Even if the percussion had been set a higher level in the mix, the Néstor Torres’ interpretation of “Make ‘U’ Dance” would not have needed help in the dancing exhortation. Torres will not be done justice with some jazz markets until he releases a live album. His recordings are marketed for a segment of the market with smoother musical tastes and such a strategy works well for the busy flute of Torres. When his current band, of which most member are in evidence here, do their bidding on gigs, smooth would not be the best way to describe what ensues. The overall feeling is celebratory, although some uplifting colors are added before getting down again.
Maynard Ferguson calls Arturo Sandoval the greatest trumpet player in the world. Although Sandoval is only credited in the liner notes as being accompanied by his touring band at the time, in “Mam-Bop” there is an unidentified Big Band supporting his stratospheric playing. It was most likely the HJ band that did such and outstanding effort.

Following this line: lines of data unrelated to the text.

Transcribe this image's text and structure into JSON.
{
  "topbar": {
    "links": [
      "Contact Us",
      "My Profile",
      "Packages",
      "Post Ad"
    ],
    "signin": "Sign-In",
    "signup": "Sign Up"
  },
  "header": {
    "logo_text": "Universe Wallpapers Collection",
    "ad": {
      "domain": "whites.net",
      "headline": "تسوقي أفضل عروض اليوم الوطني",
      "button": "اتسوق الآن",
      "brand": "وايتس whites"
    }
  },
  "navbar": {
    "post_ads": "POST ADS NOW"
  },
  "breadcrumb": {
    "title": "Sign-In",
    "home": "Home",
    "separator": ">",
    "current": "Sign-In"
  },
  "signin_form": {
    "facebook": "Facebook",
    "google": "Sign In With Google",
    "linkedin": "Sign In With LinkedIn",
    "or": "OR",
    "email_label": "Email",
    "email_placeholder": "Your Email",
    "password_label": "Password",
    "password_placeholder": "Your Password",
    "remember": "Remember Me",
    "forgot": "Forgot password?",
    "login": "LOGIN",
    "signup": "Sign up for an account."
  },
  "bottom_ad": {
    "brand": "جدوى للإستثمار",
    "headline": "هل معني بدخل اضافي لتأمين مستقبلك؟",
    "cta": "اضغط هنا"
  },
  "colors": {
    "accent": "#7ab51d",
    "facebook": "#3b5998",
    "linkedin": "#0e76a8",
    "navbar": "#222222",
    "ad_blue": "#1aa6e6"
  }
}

“Angela,” the theme from Taxi, is what an enhanced version of the Bob James Trio, with Earl Klugh and Néstor Torres, interpret. Torres’ flute was a provocation to the other fellows until Klugh reigned ease and melody through the midpoint, giving the baton to James’ beauty in keyboards, jazzing the piano latter.
In “L. A.,” Frankie Suárez & Friends adorn a guaguancó rhythmic foundation with showers of contemporary sounding jazz inflected with tropical underpinnings that provide brightly shinning colors and waves. The closing sax solo is worthy of note.

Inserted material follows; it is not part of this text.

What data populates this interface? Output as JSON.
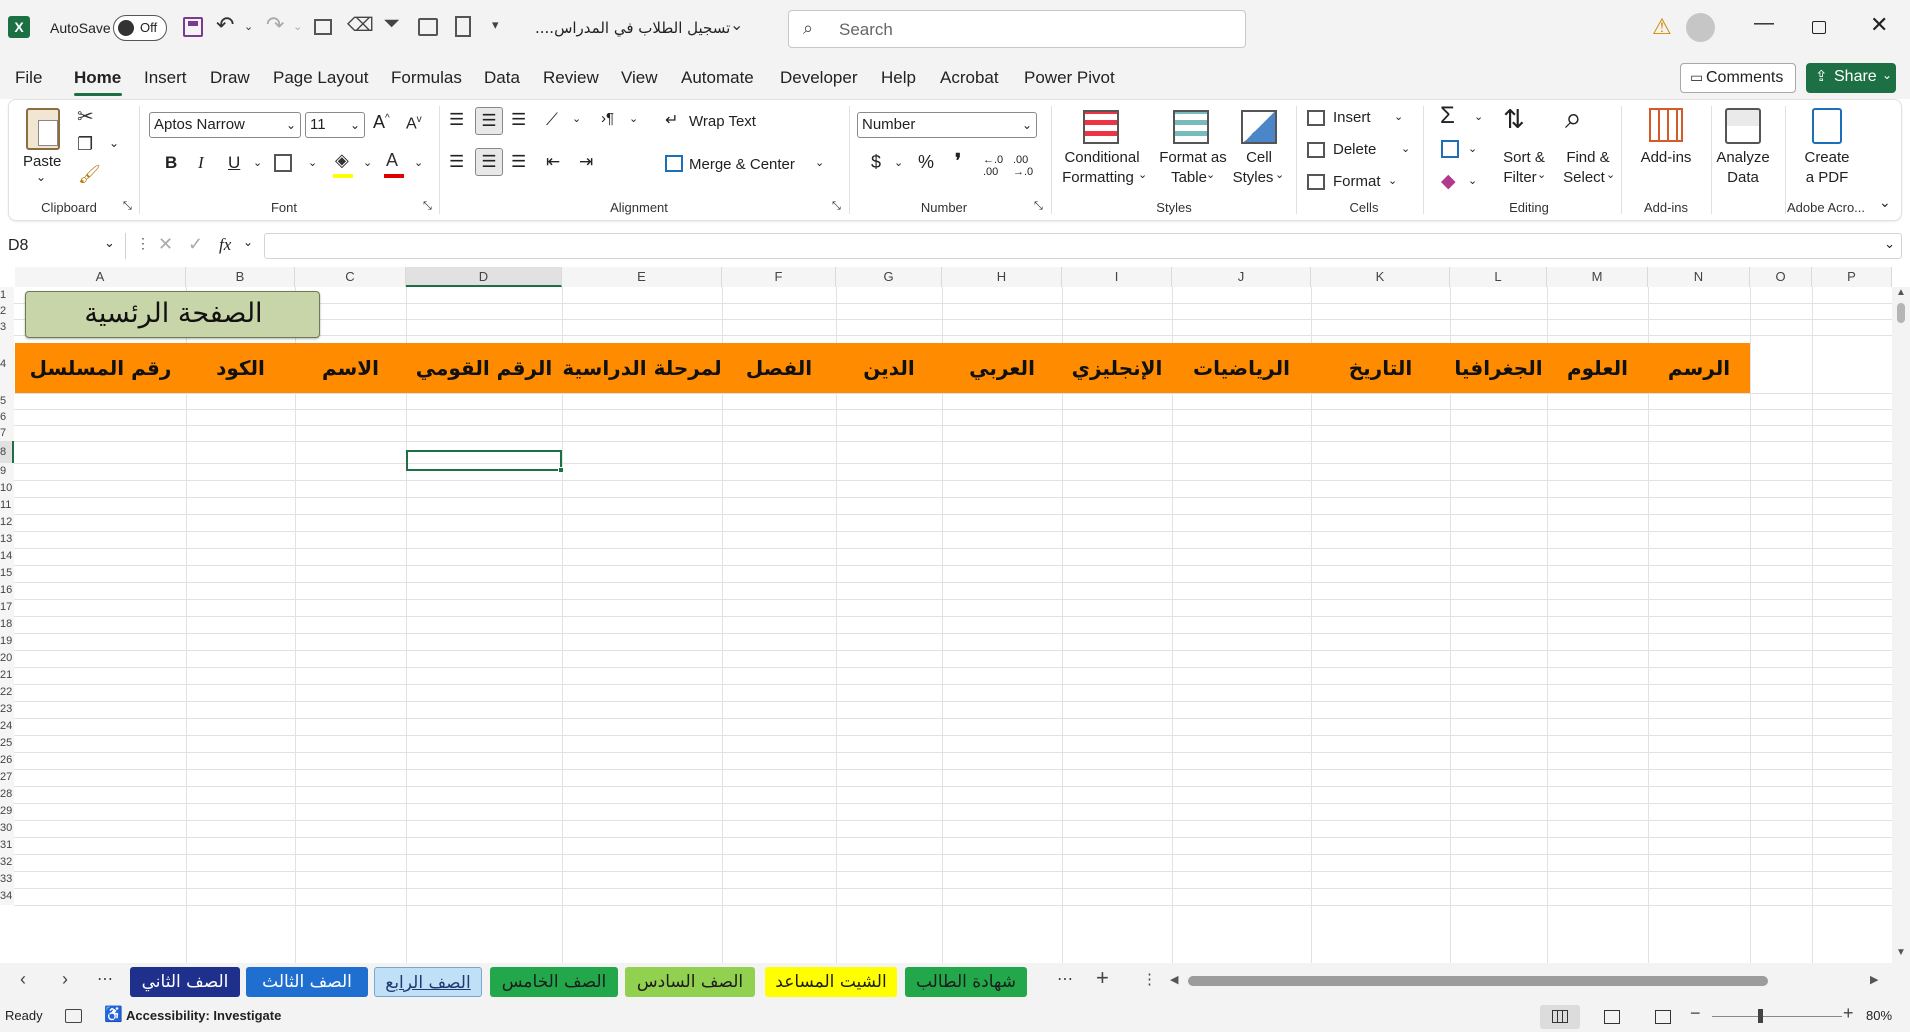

& the Puerto Rico Heineken Jazzfest Big Band engage in a Big Band jamming mambo well dressed in jazz garb. Mossman’s forte gears towards jazz, mainly as a performer, although he is no stranger to the most traditional jazzified Hispanic musical genres. There are a couple of pithy questionable spots in the percussion solos, but that’s part of the beauty of such live recordings.
“Rumba Abierta,” with Mariano Morales & Picante, is not so much a Latin Jazz dessert as it is an instrumental jam session, or descarga, parfait. Morales and his groups have appeared before at the HJ, having been documented before mostly on violin. Here, he shows up in piano. José Rodríguez’s trumpet heaves and weaves through every musical punch thrown its way, whether coming from Cuba, Puerto Rico or the U.S.
Earl Klugh passed a “Midnight in San Juan” with an inspired, contemporary jazz performance. Klugh’s chops are energized by the Tropics and Lenny Price’s sax was having too much fun to quit.
With the grandiloquent title of “I Wish I Knew How It Would Feel To Be Free,” Billy Taylor’s composition is not represented well by such a denomination. If this upbeat and delectable performance, with its enduring march of taste, energy and drive, is not freedom itself, then I don’t know what it is!
Trombonist Conrad Herwig’s group closes the listening audition of the ’98 HJ. Phil Vieux’s baritone sax opens the soloing up with the opening challenges, at a superior level, only to hear Herwig and Brian Lynch trading notes in order to reach even higher levels. Perhaps Palmieri’s shadows too much here, but the differences are equally obvious and this “Blue Train” is hardly blue at all.
Notes: All performances were apparently included in this recording. Dennis Mario’s first logo for the HJ was done this year. The cover art can be seen at the Merchandise section of the HJ website. This edition of the HJ was held at the Parque Sixto Escobar.